• [BRIEF]: Look for "true" in each line of the records, and copy the lines that have it.

_ _ _

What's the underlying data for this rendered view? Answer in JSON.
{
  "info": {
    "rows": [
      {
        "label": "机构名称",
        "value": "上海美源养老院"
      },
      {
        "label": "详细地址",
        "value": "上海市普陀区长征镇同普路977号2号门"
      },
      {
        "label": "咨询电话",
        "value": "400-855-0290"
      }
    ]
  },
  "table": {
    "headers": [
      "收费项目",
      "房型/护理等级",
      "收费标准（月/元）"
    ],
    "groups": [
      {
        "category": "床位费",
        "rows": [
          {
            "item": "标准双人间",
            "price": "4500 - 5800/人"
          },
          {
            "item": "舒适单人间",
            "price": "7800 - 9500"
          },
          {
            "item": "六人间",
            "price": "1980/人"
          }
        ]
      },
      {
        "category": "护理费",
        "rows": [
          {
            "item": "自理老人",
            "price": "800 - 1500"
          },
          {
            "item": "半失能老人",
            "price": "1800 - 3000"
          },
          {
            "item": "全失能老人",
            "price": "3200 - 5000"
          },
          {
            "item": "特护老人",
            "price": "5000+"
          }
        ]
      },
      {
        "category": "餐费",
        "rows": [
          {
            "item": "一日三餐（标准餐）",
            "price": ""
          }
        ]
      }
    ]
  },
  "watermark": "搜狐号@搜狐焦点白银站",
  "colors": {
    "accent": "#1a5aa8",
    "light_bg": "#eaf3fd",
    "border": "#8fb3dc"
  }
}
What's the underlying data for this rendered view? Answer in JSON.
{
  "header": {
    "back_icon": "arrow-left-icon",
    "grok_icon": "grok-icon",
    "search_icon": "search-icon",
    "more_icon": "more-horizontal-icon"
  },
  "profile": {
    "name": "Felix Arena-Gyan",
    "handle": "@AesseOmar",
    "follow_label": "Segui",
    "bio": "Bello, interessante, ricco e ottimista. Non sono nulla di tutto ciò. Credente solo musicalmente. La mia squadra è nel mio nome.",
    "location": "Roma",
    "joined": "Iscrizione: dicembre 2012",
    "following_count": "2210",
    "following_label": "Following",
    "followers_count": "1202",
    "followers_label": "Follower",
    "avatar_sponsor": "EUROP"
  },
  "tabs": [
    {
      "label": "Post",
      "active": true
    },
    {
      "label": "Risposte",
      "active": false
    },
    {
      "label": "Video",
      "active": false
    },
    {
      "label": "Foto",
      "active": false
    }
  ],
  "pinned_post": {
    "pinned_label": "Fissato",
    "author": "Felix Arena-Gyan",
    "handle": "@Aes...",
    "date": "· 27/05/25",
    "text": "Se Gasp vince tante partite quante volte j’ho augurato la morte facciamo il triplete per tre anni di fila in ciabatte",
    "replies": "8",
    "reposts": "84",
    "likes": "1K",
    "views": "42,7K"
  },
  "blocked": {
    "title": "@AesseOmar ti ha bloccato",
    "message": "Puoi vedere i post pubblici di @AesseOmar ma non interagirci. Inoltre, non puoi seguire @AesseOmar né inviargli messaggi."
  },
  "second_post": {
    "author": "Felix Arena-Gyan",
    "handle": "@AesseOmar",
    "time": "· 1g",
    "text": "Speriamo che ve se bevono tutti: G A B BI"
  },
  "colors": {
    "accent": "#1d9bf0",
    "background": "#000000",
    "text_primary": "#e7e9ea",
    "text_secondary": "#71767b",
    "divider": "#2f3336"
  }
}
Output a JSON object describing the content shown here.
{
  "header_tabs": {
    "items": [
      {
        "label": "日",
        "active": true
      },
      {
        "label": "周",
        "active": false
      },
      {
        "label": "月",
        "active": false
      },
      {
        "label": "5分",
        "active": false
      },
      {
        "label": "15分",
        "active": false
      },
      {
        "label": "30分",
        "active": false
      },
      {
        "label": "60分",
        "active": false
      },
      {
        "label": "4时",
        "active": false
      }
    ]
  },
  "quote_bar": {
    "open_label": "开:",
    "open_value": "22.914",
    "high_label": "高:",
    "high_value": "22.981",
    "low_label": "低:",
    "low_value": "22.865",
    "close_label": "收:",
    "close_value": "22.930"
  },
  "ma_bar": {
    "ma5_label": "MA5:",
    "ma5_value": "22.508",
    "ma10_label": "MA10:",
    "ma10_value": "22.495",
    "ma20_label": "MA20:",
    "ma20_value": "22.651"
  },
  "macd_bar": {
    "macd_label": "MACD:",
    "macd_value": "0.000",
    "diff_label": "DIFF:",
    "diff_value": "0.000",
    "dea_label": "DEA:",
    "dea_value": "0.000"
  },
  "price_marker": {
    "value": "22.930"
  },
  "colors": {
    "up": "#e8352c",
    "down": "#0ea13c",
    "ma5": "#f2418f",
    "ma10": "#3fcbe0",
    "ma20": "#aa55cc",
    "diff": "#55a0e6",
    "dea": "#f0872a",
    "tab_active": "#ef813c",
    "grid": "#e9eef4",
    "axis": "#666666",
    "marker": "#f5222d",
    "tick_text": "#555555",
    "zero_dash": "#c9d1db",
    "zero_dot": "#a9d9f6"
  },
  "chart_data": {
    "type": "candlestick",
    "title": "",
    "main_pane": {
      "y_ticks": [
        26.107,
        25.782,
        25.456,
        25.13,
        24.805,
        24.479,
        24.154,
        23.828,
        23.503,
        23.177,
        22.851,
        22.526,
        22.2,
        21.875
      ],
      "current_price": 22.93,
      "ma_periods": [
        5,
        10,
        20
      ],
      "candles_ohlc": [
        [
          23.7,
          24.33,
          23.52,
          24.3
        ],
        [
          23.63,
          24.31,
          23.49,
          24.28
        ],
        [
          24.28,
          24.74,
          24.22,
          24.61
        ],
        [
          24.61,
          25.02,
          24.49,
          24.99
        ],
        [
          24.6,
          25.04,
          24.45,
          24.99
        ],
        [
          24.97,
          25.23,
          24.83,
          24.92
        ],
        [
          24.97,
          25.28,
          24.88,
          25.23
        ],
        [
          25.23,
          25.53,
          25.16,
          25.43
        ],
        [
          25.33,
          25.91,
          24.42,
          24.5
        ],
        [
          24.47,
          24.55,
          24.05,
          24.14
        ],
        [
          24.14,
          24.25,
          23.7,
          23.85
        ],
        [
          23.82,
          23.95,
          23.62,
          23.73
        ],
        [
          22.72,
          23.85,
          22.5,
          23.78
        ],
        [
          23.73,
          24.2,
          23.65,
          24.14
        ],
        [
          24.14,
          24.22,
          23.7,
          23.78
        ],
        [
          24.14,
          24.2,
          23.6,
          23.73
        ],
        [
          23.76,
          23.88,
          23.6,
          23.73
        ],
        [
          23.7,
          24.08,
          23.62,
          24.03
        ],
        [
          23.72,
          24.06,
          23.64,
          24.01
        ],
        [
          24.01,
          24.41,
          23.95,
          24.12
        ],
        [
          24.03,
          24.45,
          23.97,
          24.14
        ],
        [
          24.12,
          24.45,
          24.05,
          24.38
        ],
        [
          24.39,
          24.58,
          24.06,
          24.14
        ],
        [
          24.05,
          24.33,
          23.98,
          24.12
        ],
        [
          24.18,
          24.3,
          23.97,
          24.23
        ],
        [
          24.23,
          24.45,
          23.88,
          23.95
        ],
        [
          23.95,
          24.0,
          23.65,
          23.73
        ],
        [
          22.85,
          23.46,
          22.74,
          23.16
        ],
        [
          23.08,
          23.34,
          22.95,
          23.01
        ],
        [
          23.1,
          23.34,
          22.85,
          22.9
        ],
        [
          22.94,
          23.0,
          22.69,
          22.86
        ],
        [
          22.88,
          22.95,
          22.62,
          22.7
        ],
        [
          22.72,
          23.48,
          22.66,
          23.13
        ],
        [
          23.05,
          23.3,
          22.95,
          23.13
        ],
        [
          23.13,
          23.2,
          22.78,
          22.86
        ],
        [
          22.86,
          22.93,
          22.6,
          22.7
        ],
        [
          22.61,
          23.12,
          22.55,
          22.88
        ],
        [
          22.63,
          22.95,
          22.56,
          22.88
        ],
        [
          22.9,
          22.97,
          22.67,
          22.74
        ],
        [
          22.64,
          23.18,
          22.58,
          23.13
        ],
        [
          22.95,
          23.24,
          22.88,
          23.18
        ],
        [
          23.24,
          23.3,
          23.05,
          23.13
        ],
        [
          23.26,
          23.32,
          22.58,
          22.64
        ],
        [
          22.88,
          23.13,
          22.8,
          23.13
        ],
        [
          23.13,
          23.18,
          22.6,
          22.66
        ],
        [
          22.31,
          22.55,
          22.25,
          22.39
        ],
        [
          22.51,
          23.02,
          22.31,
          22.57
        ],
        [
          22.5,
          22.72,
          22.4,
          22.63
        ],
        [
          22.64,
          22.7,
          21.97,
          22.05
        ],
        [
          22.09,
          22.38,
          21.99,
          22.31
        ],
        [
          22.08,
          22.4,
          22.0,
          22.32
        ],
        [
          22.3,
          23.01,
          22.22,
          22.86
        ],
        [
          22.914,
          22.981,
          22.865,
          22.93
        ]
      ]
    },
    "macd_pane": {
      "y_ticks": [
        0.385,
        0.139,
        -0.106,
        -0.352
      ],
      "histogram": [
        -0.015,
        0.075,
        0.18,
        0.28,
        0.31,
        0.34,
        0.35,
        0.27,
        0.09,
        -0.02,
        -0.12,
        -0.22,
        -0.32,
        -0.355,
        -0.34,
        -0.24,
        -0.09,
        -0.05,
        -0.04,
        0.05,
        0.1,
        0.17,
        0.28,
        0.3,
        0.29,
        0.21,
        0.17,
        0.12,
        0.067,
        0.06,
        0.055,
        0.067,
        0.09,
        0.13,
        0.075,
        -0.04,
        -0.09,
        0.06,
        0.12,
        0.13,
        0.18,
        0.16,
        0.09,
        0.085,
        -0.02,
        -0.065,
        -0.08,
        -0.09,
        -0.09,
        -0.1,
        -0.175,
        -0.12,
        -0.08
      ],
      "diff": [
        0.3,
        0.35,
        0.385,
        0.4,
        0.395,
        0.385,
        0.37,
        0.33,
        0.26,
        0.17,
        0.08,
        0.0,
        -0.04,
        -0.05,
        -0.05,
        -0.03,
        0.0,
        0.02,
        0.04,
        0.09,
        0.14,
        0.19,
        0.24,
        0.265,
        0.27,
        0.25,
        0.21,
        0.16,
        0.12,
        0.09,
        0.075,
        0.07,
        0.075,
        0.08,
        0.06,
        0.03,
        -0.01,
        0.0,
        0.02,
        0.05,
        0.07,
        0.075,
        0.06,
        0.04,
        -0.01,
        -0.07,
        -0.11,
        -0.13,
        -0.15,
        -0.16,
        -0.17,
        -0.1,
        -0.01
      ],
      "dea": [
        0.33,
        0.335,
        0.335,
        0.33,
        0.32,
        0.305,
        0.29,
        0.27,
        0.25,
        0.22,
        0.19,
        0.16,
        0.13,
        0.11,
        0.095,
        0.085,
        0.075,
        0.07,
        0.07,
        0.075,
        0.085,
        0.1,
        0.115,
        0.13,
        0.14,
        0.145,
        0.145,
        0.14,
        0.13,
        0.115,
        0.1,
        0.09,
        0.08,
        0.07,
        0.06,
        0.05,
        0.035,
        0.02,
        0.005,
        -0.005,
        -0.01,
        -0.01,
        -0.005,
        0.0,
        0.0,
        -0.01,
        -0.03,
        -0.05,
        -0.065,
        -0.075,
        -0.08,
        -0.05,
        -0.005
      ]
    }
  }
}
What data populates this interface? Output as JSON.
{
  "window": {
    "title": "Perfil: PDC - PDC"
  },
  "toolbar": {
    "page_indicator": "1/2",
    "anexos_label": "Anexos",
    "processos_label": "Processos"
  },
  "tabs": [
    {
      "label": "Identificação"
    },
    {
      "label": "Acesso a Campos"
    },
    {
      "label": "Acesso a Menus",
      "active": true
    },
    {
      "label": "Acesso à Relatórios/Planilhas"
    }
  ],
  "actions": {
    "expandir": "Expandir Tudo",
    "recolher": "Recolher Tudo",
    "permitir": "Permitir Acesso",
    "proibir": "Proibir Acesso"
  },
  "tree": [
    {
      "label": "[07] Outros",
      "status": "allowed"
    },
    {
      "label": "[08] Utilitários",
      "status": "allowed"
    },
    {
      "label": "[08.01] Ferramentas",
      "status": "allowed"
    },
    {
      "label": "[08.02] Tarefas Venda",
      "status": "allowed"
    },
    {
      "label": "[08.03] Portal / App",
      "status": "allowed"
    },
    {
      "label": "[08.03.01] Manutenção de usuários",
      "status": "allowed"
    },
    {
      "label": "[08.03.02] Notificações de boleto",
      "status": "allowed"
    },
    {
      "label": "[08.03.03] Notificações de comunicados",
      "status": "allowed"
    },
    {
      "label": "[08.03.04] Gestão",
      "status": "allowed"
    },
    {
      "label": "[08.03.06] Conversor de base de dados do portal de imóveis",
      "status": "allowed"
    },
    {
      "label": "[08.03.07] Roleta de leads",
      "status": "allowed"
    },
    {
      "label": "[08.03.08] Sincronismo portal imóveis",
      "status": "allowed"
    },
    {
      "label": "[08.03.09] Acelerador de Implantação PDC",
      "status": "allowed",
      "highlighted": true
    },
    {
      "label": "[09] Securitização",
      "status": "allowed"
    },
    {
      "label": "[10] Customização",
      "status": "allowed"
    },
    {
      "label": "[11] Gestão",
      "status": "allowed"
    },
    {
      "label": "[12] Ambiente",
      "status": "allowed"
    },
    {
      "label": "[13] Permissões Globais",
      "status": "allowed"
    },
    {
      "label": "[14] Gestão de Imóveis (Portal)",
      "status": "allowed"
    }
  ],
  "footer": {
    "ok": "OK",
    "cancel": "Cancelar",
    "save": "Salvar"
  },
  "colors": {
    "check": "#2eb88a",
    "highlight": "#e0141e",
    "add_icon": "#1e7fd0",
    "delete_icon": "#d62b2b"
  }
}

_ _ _

• [SOLUTION TO THE EXERCISE]:
      "active": true
        "active": true
      "active": true
      "highlighted": true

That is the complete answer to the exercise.